Data section Block Start

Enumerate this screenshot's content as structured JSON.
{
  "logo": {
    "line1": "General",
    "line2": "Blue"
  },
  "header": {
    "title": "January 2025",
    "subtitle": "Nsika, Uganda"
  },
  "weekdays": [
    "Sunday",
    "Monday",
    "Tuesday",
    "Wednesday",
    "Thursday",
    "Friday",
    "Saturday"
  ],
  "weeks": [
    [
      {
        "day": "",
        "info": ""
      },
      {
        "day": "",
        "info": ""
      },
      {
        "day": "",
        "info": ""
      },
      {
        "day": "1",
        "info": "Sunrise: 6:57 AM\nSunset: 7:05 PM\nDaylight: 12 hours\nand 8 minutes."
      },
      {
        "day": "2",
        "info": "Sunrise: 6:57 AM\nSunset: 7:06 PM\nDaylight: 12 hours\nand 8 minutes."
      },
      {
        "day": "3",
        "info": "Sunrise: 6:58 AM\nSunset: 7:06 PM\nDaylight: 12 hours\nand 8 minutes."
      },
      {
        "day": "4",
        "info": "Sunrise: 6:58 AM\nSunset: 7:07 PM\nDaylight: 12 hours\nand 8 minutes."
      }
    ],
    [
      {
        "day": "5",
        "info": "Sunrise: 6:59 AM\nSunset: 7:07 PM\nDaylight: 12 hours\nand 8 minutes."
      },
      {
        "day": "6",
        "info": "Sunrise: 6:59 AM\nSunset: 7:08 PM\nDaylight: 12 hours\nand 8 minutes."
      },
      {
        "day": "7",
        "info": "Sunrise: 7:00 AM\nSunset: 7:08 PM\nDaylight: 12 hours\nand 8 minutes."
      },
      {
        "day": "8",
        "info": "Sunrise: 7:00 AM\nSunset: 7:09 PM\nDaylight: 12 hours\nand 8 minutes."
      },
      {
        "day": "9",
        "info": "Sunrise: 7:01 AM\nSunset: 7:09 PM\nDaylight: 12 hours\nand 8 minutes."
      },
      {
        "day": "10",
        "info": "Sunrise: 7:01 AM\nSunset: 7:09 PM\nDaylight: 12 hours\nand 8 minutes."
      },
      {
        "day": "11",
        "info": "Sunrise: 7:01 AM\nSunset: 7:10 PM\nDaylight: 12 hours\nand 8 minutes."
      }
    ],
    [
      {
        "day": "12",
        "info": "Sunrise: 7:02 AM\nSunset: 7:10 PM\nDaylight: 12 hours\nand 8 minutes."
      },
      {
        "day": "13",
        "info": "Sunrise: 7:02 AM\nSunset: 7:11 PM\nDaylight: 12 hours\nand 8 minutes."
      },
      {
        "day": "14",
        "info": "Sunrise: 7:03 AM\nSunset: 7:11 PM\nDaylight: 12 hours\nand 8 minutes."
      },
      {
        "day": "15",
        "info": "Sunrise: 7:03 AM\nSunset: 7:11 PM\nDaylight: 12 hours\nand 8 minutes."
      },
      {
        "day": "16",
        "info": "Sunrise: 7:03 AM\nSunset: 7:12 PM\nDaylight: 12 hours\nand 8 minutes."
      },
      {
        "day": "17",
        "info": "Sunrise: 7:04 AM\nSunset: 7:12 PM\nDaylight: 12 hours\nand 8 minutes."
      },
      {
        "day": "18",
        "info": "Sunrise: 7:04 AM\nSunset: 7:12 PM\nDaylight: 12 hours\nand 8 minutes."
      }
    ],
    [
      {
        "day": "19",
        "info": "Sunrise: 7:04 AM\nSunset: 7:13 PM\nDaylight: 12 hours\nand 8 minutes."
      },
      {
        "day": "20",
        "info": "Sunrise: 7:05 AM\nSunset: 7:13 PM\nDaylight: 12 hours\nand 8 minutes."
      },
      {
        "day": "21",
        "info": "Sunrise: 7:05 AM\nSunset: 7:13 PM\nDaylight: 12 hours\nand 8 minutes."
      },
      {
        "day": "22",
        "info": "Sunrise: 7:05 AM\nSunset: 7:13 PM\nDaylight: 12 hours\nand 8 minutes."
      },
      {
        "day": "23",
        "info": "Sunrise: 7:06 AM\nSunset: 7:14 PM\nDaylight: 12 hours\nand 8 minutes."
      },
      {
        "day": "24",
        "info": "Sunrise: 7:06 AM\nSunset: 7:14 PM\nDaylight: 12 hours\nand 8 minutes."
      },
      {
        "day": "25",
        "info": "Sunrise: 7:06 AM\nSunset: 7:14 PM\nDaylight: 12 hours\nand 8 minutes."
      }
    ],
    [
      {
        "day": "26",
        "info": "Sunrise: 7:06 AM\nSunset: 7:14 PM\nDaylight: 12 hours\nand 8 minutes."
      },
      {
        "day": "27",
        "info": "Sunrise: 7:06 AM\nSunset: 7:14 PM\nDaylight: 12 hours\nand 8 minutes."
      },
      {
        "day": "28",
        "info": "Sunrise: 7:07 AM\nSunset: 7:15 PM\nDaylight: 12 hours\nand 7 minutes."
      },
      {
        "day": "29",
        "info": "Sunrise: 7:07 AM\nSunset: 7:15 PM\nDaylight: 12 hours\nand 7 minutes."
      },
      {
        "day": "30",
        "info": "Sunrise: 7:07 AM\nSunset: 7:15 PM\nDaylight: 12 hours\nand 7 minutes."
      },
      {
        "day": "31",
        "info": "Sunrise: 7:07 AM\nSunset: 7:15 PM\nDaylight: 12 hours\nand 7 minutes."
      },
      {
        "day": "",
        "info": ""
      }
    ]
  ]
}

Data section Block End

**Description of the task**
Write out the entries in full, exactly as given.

**Exercise solution**
Enumerate this screenshot's content as structured JSON.
{
  "logo": {
    "line1": "General",
    "line2": "Blue"
  },
  "header": {
    "title": "January 2025",
    "subtitle": "Nsika, Uganda"
  },
  "weekdays": [
    "Sunday",
    "Monday",
    "Tuesday",
    "Wednesday",
    "Thursday",
    "Friday",
    "Saturday"
  ],
  "weeks": [
    [
      {
        "day": "",
        "info": ""
      },
      {
        "day": "",
        "info": ""
      },
      {
        "day": "",
        "info": ""
      },
      {
        "day": "1",
        "info": "Sunrise: 6:57 AM\nSunset: 7:05 PM\nDaylight: 12 hours\nand 8 minutes."
      },
      {
        "day": "2",
        "info": "Sunrise: 6:57 AM\nSunset: 7:06 PM\nDaylight: 12 hours\nand 8 minutes."
      },
      {
        "day": "3",
        "info": "Sunrise: 6:58 AM\nSunset: 7:06 PM\nDaylight: 12 hours\nand 8 minutes."
      },
      {
        "day": "4",
        "info": "Sunrise: 6:58 AM\nSunset: 7:07 PM\nDaylight: 12 hours\nand 8 minutes."
      }
    ],
    [
      {
        "day": "5",
        "info": "Sunrise: 6:59 AM\nSunset: 7:07 PM\nDaylight: 12 hours\nand 8 minutes."
      },
      {
        "day": "6",
        "info": "Sunrise: 6:59 AM\nSunset: 7:08 PM\nDaylight: 12 hours\nand 8 minutes."
      },
      {
        "day": "7",
        "info": "Sunrise: 7:00 AM\nSunset: 7:08 PM\nDaylight: 12 hours\nand 8 minutes."
      },
      {
        "day": "8",
        "info": "Sunrise: 7:00 AM\nSunset: 7:09 PM\nDaylight: 12 hours\nand 8 minutes."
      },
      {
        "day": "9",
        "info": "Sunrise: 7:01 AM\nSunset: 7:09 PM\nDaylight: 12 hours\nand 8 minutes."
      },
      {
        "day": "10",
        "info": "Sunrise: 7:01 AM\nSunset: 7:09 PM\nDaylight: 12 hours\nand 8 minutes."
      },
      {
        "day": "11",
        "info": "Sunrise: 7:01 AM\nSunset: 7:10 PM\nDaylight: 12 hours\nand 8 minutes."
      }
    ],
    [
      {
        "day": "12",
        "info": "Sunrise: 7:02 AM\nSunset: 7:10 PM\nDaylight: 12 hours\nand 8 minutes."
      },
      {
        "day": "13",
        "info": "Sunrise: 7:02 AM\nSunset: 7:11 PM\nDaylight: 12 hours\nand 8 minutes."
      },
      {
        "day": "14",
        "info": "Sunrise: 7:03 AM\nSunset: 7:11 PM\nDaylight: 12 hours\nand 8 minutes."
      },
      {
        "day": "15",
        "info": "Sunrise: 7:03 AM\nSunset: 7:11 PM\nDaylight: 12 hours\nand 8 minutes."
      },
      {
        "day": "16",
        "info": "Sunrise: 7:03 AM\nSunset: 7:12 PM\nDaylight: 12 hours\nand 8 minutes."
      },
      {
        "day": "17",
        "info": "Sunrise: 7:04 AM\nSunset: 7:12 PM\nDaylight: 12 hours\nand 8 minutes."
      },
      {
        "day": "18",
        "info": "Sunrise: 7:04 AM\nSunset: 7:12 PM\nDaylight: 12 hours\nand 8 minutes."
      }
    ],
    [
      {
        "day": "19",
        "info": "Sunrise: 7:04 AM\nSunset: 7:13 PM\nDaylight: 12 hours\nand 8 minutes."
      },
      {
        "day": "20",
        "info": "Sunrise: 7:05 AM\nSunset: 7:13 PM\nDaylight: 12 hours\nand 8 minutes."
      },
      {
        "day": "21",
        "info": "Sunrise: 7:05 AM\nSunset: 7:13 PM\nDaylight: 12 hours\nand 8 minutes."
      },
      {
        "day": "22",
        "info": "Sunrise: 7:05 AM\nSunset: 7:13 PM\nDaylight: 12 hours\nand 8 minutes."
      },
      {
        "day": "23",
        "info": "Sunrise: 7:06 AM\nSunset: 7:14 PM\nDaylight: 12 hours\nand 8 minutes."
      },
      {
        "day": "24",
        "info": "Sunrise: 7:06 AM\nSunset: 7:14 PM\nDaylight: 12 hours\nand 8 minutes."
      },
      {
        "day": "25",
        "info": "Sunrise: 7:06 AM\nSunset: 7:14 PM\nDaylight: 12 hours\nand 8 minutes."
      }
    ],
    [
      {
        "day": "26",
        "info": "Sunrise: 7:06 AM\nSunset: 7:14 PM\nDaylight: 12 hours\nand 8 minutes."
      },
      {
        "day": "27",
        "info": "Sunrise: 7:06 AM\nSunset: 7:14 PM\nDaylight: 12 hours\nand 8 minutes."
      },
      {
        "day": "28",
        "info": "Sunrise: 7:07 AM\nSunset: 7:15 PM\nDaylight: 12 hours\nand 7 minutes."
      },
      {
        "day": "29",
        "info": "Sunrise: 7:07 AM\nSunset: 7:15 PM\nDaylight: 12 hours\nand 7 minutes."
      },
      {
        "day": "30",
        "info": "Sunrise: 7:07 AM\nSunset: 7:15 PM\nDaylight: 12 hours\nand 7 minutes."
      },
      {
        "day": "31",
        "info": "Sunrise: 7:07 AM\nSunset: 7:15 PM\nDaylight: 12 hours\nand 7 minutes."
      },
      {
        "day": "",
        "info": ""
      }
    ]
  ]
}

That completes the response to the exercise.